§ **Data for review**:
--- START ---

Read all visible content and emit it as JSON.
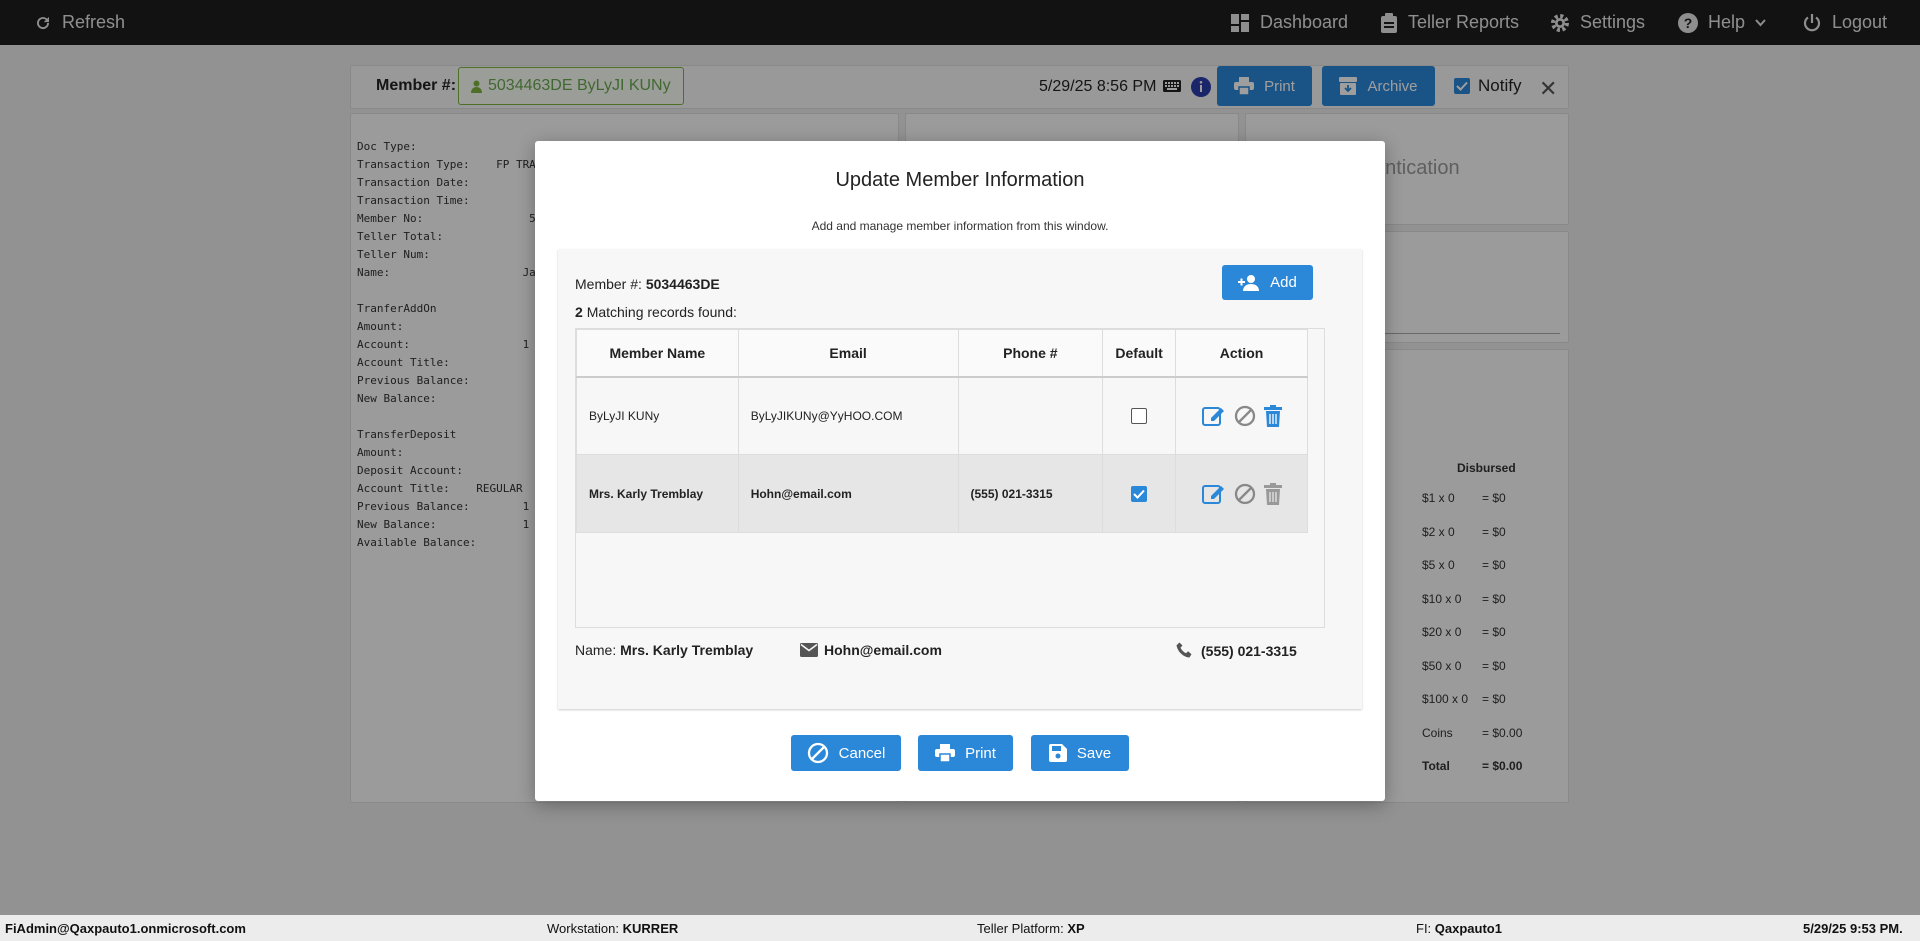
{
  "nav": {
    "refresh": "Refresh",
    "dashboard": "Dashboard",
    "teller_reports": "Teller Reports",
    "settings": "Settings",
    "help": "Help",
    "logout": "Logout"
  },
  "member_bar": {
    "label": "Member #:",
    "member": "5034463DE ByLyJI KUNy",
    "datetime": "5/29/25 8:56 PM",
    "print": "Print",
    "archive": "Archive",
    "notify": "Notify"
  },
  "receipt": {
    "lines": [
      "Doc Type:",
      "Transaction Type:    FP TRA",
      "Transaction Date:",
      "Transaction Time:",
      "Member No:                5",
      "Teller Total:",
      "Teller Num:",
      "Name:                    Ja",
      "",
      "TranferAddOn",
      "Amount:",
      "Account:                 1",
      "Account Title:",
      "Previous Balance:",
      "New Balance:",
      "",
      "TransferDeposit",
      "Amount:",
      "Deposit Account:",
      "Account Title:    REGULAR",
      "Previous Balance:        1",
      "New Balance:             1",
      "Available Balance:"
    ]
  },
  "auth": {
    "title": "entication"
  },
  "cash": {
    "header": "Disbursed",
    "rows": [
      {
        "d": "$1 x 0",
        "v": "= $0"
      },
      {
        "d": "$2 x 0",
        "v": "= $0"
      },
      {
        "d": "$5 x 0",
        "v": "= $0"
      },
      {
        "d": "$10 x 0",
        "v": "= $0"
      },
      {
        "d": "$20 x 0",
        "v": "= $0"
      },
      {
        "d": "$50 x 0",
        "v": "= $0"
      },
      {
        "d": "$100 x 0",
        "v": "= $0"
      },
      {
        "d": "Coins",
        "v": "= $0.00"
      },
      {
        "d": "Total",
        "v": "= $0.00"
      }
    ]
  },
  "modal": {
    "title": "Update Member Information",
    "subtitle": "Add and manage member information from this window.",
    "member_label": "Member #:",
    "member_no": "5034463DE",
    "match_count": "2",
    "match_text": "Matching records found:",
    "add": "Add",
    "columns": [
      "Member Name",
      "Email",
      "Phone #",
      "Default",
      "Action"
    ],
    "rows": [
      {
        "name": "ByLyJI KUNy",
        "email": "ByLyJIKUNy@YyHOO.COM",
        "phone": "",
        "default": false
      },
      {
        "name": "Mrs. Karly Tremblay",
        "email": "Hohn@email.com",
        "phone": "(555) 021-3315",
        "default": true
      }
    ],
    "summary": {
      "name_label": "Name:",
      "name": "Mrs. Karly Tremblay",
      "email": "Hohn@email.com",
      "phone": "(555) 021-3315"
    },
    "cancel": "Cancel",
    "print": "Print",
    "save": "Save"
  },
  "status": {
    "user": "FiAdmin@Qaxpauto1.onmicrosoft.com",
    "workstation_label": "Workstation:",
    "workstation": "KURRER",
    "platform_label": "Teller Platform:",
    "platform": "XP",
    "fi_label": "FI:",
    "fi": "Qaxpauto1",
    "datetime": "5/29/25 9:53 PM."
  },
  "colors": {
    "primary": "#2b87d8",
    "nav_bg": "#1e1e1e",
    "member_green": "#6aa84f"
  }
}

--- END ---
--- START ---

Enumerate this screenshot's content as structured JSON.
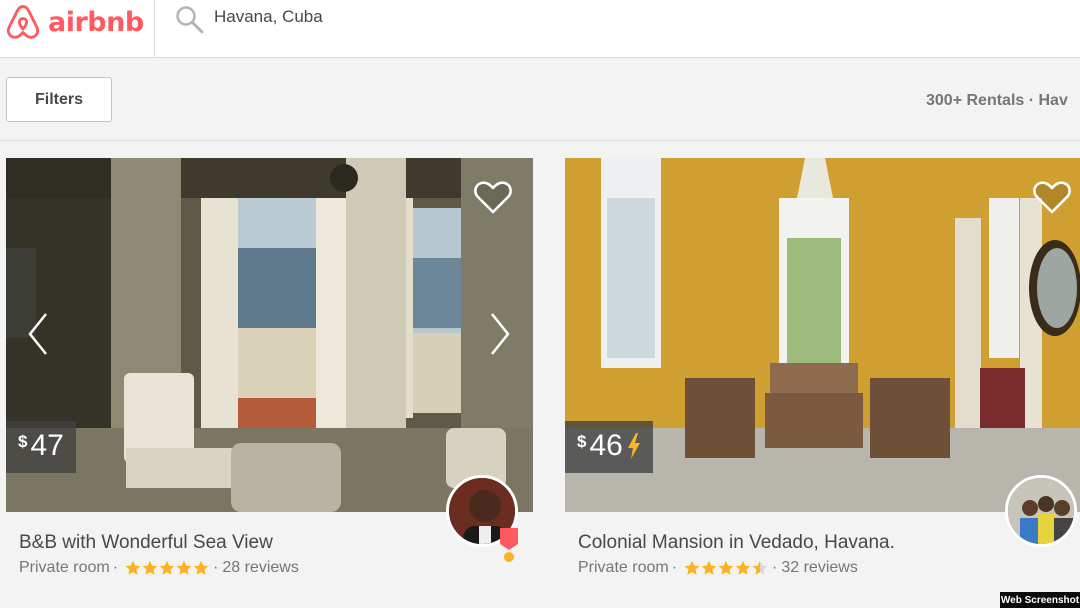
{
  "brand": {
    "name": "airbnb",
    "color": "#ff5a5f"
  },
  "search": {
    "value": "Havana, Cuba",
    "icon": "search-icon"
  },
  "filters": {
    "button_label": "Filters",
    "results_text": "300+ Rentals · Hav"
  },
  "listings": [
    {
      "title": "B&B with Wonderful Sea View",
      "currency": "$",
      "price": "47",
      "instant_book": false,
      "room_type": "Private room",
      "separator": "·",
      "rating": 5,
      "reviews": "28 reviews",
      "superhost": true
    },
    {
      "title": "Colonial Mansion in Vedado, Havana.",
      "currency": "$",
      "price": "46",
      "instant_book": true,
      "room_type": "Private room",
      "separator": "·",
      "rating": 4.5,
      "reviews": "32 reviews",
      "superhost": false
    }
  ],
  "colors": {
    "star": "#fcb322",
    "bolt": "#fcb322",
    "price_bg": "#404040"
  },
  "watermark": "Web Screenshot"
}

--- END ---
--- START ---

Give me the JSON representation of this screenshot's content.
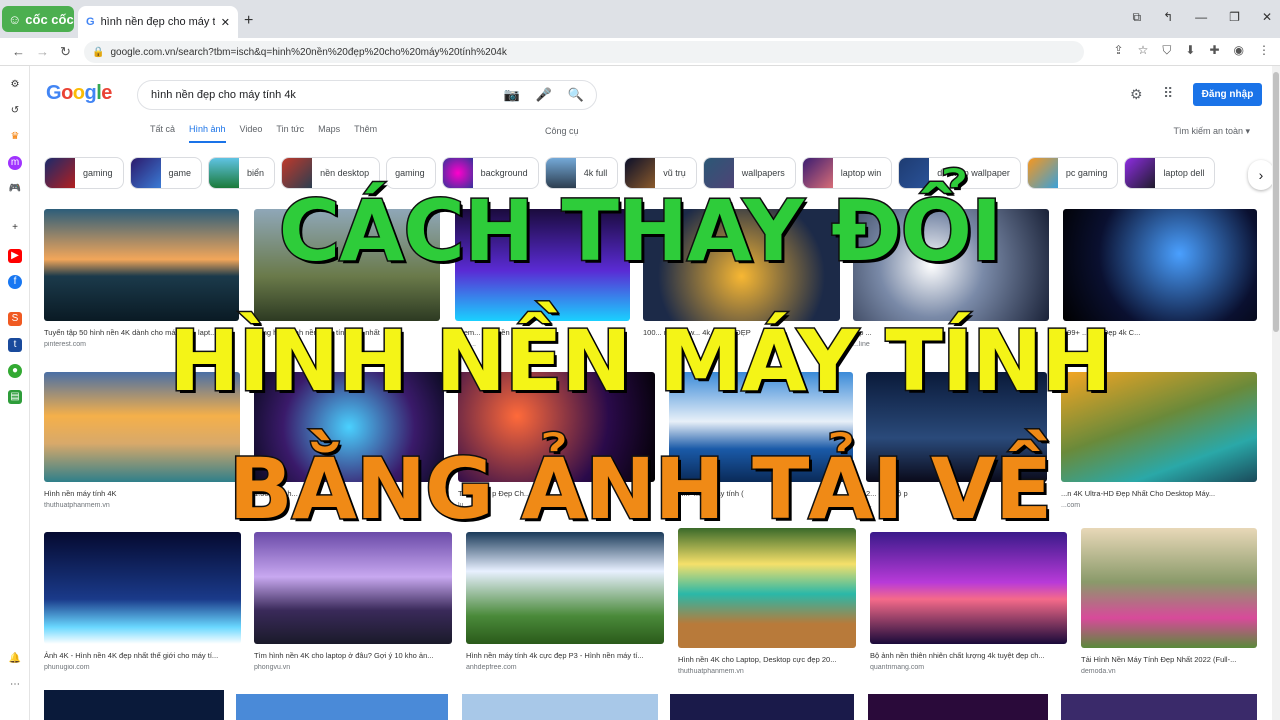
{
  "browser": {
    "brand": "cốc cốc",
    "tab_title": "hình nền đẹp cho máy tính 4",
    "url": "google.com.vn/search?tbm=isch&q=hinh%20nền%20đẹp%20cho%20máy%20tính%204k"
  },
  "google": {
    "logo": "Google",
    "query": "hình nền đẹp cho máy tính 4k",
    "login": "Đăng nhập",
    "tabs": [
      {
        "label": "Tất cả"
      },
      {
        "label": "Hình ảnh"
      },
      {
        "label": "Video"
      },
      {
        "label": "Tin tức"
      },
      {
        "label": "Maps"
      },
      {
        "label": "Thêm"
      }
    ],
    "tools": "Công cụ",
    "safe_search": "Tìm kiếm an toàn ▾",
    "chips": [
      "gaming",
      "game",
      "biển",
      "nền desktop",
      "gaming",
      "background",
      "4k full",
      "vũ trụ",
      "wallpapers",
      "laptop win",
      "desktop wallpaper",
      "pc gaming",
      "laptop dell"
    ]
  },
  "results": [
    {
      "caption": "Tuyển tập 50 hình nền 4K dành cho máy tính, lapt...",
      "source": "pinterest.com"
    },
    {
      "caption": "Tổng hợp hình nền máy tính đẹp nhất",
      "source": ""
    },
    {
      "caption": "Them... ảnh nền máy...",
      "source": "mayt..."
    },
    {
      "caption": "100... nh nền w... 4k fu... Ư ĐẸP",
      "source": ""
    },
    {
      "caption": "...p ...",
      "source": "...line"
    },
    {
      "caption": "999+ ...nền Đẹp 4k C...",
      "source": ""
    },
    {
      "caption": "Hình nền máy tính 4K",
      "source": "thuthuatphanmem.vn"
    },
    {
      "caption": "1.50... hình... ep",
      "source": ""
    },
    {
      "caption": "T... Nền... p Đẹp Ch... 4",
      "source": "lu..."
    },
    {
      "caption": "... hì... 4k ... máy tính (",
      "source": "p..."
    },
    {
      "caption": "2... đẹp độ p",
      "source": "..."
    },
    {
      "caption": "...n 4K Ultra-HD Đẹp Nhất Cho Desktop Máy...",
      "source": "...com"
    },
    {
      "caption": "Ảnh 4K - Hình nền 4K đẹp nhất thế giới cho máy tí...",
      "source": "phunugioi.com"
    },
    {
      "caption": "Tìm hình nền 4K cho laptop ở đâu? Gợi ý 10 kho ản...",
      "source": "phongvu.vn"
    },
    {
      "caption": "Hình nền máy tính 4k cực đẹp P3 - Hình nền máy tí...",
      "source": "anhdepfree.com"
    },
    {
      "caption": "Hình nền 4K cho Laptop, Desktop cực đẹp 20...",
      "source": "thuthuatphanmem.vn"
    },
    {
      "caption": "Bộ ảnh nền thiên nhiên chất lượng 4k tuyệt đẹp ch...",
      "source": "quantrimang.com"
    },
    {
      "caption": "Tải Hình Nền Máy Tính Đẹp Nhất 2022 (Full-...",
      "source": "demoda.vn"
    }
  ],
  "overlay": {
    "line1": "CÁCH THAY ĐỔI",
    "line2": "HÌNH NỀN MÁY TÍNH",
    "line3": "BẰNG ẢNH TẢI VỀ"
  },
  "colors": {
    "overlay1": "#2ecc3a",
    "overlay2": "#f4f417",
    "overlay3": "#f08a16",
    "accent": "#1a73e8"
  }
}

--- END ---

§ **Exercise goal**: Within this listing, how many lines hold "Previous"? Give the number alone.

§ **Exercise solution**: 2